The following article is from The Great Soviet Encyclopedia (1979). It might be outdated or ideologically biased.



(cotton grass), a genus of plants of the family Cyperaceae. The plants are perennial herbs with a creeping or shortened rhizome. Those plants having the latter type of rhizome form small tussocks. The stems are three-angled or cylindrical. The basal leaves are long, and the stem leaves are short or reduced in the form of sheaths. The bisexual flowers are borne by many-flowered spikelets, which are solitary or gathered in umbellate clusters. The perianth consists of numerous white or, less commonly, rusty hairs, which greatly elongate and become cottony after flowering. The fruit is three-angled.

There are approximately 20 species of cotton grass, distributed in the cold and temperate belts of the northern hemisphere. One species grows in the southern hemisphere, in the Transvaal. There are 14 species in the USSR, growing mainly in the arctic and forest zones and in the alpine belt of the mountains. The plants usually grow along shores and in swamps, boggy tundra, and forests. Among the most common is the hare’s-tail (E. vaginatum), which often forms broad tussocks in upriver swamps. E. polystachion and the broad-leaved cotton grass (E. latifolium) grow mainly in downriver swamps and peaty lands covered with spring water. All species of cotton grass form peat. Many species, especially hare’s-tail, are valuable early-spring forage for deer and elks. The stalks are eaten by waterfowl.
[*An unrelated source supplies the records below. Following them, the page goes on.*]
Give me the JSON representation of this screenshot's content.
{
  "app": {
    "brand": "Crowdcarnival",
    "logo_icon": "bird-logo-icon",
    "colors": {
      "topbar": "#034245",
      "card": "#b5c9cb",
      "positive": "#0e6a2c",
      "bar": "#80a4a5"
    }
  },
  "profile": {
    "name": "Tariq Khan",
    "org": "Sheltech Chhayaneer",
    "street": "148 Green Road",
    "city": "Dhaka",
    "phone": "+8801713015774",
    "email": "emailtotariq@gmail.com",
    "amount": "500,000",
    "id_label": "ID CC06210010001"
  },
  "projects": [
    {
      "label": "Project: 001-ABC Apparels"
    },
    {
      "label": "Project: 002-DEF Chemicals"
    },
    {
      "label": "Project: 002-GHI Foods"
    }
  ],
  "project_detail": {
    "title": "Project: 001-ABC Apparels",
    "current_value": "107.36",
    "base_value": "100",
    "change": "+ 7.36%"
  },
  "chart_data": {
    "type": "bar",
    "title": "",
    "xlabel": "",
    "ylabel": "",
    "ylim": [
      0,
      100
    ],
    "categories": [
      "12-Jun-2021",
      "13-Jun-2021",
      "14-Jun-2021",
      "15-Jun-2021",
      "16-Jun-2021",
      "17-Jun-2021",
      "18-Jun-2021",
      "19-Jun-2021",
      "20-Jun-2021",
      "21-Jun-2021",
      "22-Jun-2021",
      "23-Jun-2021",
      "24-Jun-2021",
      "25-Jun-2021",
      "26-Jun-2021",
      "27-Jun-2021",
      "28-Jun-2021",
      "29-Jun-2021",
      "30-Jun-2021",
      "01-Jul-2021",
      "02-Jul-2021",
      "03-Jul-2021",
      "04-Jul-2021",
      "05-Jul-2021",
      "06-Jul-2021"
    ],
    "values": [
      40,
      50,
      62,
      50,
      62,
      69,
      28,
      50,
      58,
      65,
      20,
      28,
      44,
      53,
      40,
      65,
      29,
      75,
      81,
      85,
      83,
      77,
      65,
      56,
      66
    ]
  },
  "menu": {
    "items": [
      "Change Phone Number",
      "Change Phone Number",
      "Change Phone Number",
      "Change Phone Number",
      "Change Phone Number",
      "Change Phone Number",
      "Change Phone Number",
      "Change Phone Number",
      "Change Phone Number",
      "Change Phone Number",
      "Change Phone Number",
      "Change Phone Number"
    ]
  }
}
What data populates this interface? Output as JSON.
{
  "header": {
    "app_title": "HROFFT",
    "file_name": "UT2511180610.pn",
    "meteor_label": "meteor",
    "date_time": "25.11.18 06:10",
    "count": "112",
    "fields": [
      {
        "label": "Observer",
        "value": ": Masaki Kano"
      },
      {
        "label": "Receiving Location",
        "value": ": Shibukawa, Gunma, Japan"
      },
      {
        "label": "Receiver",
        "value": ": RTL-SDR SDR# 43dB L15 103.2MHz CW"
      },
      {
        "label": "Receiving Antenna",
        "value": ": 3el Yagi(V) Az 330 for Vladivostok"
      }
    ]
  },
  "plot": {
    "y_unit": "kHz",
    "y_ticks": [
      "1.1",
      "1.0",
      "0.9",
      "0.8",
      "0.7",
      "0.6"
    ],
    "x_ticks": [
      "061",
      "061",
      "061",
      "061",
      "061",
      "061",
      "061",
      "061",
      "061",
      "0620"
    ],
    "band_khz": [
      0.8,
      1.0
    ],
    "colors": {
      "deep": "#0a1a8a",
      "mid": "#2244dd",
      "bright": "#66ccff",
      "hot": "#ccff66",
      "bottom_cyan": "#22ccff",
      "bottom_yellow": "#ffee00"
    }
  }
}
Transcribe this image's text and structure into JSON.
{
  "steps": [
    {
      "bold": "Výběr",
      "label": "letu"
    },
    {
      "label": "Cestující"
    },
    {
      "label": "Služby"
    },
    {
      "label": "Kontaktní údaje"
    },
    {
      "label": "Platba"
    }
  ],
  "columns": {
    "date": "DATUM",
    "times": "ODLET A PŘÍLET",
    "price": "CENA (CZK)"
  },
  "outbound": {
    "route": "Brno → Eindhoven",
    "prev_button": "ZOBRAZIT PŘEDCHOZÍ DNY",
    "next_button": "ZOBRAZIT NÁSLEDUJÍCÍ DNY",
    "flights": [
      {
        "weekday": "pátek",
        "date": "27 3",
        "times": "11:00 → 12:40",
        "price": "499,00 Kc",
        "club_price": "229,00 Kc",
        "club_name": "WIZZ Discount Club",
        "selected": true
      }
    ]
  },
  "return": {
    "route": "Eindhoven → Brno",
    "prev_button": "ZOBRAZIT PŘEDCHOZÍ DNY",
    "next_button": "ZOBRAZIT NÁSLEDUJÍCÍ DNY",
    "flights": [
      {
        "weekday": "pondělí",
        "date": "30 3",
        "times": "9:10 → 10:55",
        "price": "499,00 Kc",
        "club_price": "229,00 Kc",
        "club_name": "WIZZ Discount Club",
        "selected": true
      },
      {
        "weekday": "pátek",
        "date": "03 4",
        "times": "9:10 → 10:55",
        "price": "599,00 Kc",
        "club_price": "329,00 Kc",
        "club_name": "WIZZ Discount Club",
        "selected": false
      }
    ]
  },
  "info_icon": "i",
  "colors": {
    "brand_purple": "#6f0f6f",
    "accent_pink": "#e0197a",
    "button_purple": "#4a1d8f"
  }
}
The Great Soviet Encyclopedia, 3rd Edition (1970-1979). © 2010 The Gale Group, Inc. All rights reserved.
References in periodicals archive ?
The majority of the species that colonized the youngest basin we sampled have small seeds (Royal Botanic Gardens, Kew, 2008) and are well adapted to rapid dispersal (Epilobium palustre L, Eriophorum russeolum, Salix spp.
Peatlands cover substantial areas in boreal landscape and particularly in Finland where there are 751000 ha of oligoombrotrophic large shrub or Eriophorum vaginatum dominated peatlands [13].
In central parts Eriophorum vaginatum, Marchantia polymorpha, and Pohlia nutans and in marginal parts Bryum spp.
Reproduction of Eriophorum vaginatum by seed in Alaskan tussock tundra.
For example, the preformed buds of Eriophorum vaginatum are able to begin development before snow melt in the spring, providing the maximum amount of time for seed maturation.
Differentiation of extant and seed bank-derived populations of Eriophorum vaginatum.
Scirpus Eriophorum (wool-grass), very common, especially on low islands.
Eriophorum comosum Nees 8 Fimbristylis bisumbellata 2 (Forsskal) Bubani F.
In all sampling years, the plant communities at sodded sites were dominated by two rhizomatous graminoids, Eriophorum angustifolium and Carex aquatilis.
The pristine area (61[degrees] 01' 48" N, 25[degrees]01' 38" E, 151 m above the sea level) was classified as oligotrophic Eriophorum vaginatum pine bog, and the peat was composed mainly of Carex with a decomposition rate of H4 (i.e., peat released murky water, and after squeezing it kept its shape) at 30 cm and 50 cm depths.
Floristically, Maestracensean alkaline fens are characterized by Eriophorum latifolium, Carex davalliana, Carex lepidocarpa, Carex nigra, Carex mairei, Pinguicula vulgaris and Triglochin palustris as the most frequent species, but they also host some rare species such as Dactylorhiza incarnata, Epipactis palustris, Gentianella amarella, Juncus pyrenaeus, Spiranthes aestivalis, Primula farinosa, Swertia perennis, Potentilla fruticosa and Menyanthes trifoliata (MATEO & al., 1995; MATEO & al., 2001; GOMEZ-SERRANO & MAYORAL, 2003; GOMEZ-SERRANO & LAGUNA, 2011; etc.).
caerulea communities species of alkaline fens belonging to the class Scheuchzerio-Carietea nigrae, order Caricetalia davalliana, alliance Caricion davallianae, e.g., Eriophorum latifolium, Primula farinosa, Carex flava, Schoenus ferrugineus, and Epipactis palustris were rather frequent.